▶ EXERCISE BRIEF:
Reproduce each line below with no alterations.

Extracted data entries
■ ■ ■ ■
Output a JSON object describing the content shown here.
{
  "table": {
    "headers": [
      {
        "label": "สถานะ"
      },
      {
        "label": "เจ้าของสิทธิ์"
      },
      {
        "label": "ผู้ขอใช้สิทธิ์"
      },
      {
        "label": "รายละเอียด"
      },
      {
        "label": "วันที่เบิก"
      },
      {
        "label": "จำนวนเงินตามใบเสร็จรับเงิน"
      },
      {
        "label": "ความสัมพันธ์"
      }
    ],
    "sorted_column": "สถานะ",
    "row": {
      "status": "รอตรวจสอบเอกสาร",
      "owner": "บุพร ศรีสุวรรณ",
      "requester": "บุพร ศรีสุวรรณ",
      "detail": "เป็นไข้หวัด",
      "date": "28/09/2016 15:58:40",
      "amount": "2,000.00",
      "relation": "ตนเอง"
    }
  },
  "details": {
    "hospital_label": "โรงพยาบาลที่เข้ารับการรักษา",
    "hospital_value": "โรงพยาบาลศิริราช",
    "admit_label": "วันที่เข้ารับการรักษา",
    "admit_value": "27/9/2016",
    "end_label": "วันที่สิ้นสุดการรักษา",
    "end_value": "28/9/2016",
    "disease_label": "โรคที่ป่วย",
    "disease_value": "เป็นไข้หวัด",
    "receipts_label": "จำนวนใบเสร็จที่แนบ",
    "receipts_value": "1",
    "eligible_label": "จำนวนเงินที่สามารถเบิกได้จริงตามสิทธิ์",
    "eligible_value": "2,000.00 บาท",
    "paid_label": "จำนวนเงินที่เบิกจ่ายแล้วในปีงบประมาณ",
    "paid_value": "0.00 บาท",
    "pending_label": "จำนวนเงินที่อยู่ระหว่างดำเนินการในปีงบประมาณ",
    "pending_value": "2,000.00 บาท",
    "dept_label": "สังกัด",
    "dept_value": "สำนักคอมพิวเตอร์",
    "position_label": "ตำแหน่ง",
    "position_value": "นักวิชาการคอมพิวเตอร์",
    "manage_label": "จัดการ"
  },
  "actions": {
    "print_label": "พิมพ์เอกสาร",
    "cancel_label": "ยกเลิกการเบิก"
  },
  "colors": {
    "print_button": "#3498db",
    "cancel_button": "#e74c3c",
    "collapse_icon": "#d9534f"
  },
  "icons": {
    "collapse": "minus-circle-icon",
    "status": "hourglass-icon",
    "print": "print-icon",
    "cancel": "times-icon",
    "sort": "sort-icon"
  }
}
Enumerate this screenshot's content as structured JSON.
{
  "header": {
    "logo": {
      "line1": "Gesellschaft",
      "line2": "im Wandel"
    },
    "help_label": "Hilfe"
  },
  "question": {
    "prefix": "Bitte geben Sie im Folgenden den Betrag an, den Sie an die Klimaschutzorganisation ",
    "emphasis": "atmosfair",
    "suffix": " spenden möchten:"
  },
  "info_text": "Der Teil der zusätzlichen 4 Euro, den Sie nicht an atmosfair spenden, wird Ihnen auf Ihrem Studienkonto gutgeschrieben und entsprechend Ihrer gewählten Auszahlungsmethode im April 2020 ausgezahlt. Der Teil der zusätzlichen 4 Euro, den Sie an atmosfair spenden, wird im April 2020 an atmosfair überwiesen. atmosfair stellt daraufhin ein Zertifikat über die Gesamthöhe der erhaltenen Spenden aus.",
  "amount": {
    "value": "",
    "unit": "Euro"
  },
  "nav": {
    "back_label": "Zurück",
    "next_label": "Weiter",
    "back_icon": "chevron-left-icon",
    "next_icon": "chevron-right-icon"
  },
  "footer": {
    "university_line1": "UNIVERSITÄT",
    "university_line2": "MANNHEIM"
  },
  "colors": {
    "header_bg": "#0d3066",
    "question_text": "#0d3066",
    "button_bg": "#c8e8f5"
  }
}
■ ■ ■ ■
▶ RESULT FOR THIS EXERCISE:
Output a JSON object describing the content shown here.
{
  "table": {
    "headers": [
      {
        "label": "สถานะ"
      },
      {
        "label": "เจ้าของสิทธิ์"
      },
      {
        "label": "ผู้ขอใช้สิทธิ์"
      },
      {
        "label": "รายละเอียด"
      },
      {
        "label": "วันที่เบิก"
      },
      {
        "label": "จำนวนเงินตามใบเสร็จรับเงิน"
      },
      {
        "label": "ความสัมพันธ์"
      }
    ],
    "sorted_column": "สถานะ",
    "row": {
      "status": "รอตรวจสอบเอกสาร",
      "owner": "บุพร ศรีสุวรรณ",
      "requester": "บุพร ศรีสุวรรณ",
      "detail": "เป็นไข้หวัด",
      "date": "28/09/2016 15:58:40",
      "amount": "2,000.00",
      "relation": "ตนเอง"
    }
  },
  "details": {
    "hospital_label": "โรงพยาบาลที่เข้ารับการรักษา",
    "hospital_value": "โรงพยาบาลศิริราช",
    "admit_label": "วันที่เข้ารับการรักษา",
    "admit_value": "27/9/2016",
    "end_label": "วันที่สิ้นสุดการรักษา",
    "end_value": "28/9/2016",
    "disease_label": "โรคที่ป่วย",
    "disease_value": "เป็นไข้หวัด",
    "receipts_label": "จำนวนใบเสร็จที่แนบ",
    "receipts_value": "1",
    "eligible_label": "จำนวนเงินที่สามารถเบิกได้จริงตามสิทธิ์",
    "eligible_value": "2,000.00 บาท",
    "paid_label": "จำนวนเงินที่เบิกจ่ายแล้วในปีงบประมาณ",
    "paid_value": "0.00 บาท",
    "pending_label": "จำนวนเงินที่อยู่ระหว่างดำเนินการในปีงบประมาณ",
    "pending_value": "2,000.00 บาท",
    "dept_label": "สังกัด",
    "dept_value": "สำนักคอมพิวเตอร์",
    "position_label": "ตำแหน่ง",
    "position_value": "นักวิชาการคอมพิวเตอร์",
    "manage_label": "จัดการ"
  },
  "actions": {
    "print_label": "พิมพ์เอกสาร",
    "cancel_label": "ยกเลิกการเบิก"
  },
  "colors": {
    "print_button": "#3498db",
    "cancel_button": "#e74c3c",
    "collapse_icon": "#d9534f"
  },
  "icons": {
    "collapse": "minus-circle-icon",
    "status": "hourglass-icon",
    "print": "print-icon",
    "cancel": "times-icon",
    "sort": "sort-icon"
  }
}
Enumerate this screenshot's content as structured JSON.
{
  "header": {
    "logo": {
      "line1": "Gesellschaft",
      "line2": "im Wandel"
    },
    "help_label": "Hilfe"
  },
  "question": {
    "prefix": "Bitte geben Sie im Folgenden den Betrag an, den Sie an die Klimaschutzorganisation ",
    "emphasis": "atmosfair",
    "suffix": " spenden möchten:"
  },
  "info_text": "Der Teil der zusätzlichen 4 Euro, den Sie nicht an atmosfair spenden, wird Ihnen auf Ihrem Studienkonto gutgeschrieben und entsprechend Ihrer gewählten Auszahlungsmethode im April 2020 ausgezahlt. Der Teil der zusätzlichen 4 Euro, den Sie an atmosfair spenden, wird im April 2020 an atmosfair überwiesen. atmosfair stellt daraufhin ein Zertifikat über die Gesamthöhe der erhaltenen Spenden aus.",
  "amount": {
    "value": "",
    "unit": "Euro"
  },
  "nav": {
    "back_label": "Zurück",
    "next_label": "Weiter",
    "back_icon": "chevron-left-icon",
    "next_icon": "chevron-right-icon"
  },
  "footer": {
    "university_line1": "UNIVERSITÄT",
    "university_line2": "MANNHEIM"
  },
  "colors": {
    "header_bg": "#0d3066",
    "question_text": "#0d3066",
    "button_bg": "#c8e8f5"
  }
}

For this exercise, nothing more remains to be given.